*TASK GOAL*
Look through the entries below, please, and copy every line with the word "time".

*DATA PROVIDED*
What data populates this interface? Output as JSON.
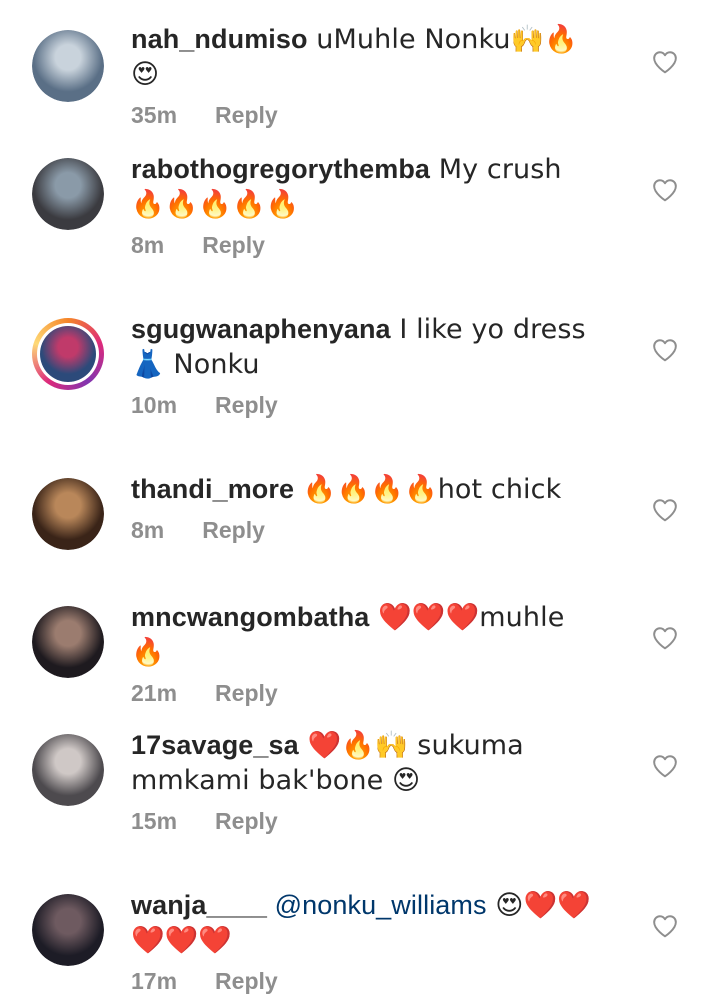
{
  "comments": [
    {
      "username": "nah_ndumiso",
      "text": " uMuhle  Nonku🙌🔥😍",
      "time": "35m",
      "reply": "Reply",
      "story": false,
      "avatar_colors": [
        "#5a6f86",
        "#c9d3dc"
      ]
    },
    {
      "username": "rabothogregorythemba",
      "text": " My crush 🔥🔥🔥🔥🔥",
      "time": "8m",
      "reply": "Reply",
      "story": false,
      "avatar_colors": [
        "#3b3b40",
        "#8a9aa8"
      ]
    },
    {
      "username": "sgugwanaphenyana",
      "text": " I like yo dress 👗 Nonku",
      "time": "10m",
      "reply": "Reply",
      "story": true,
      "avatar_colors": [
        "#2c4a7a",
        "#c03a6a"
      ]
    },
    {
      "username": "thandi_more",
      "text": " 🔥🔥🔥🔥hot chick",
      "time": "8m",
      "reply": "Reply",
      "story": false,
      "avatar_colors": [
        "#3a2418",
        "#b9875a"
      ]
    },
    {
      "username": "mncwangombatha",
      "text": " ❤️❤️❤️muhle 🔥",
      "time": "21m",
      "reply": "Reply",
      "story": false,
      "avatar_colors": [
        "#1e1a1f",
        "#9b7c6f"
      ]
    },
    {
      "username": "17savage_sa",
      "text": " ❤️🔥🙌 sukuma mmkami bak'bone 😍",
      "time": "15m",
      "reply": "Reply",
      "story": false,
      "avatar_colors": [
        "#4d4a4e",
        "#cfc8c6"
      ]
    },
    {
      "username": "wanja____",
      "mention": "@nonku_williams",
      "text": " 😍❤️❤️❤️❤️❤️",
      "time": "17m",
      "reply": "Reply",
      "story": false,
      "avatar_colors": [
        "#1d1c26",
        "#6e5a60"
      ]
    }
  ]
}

*RESPONSE*
      "time": "35m",
      "time": "8m",
      "time": "10m",
      "time": "8m",
      "time": "21m",
      "time": "15m",
      "time": "17m",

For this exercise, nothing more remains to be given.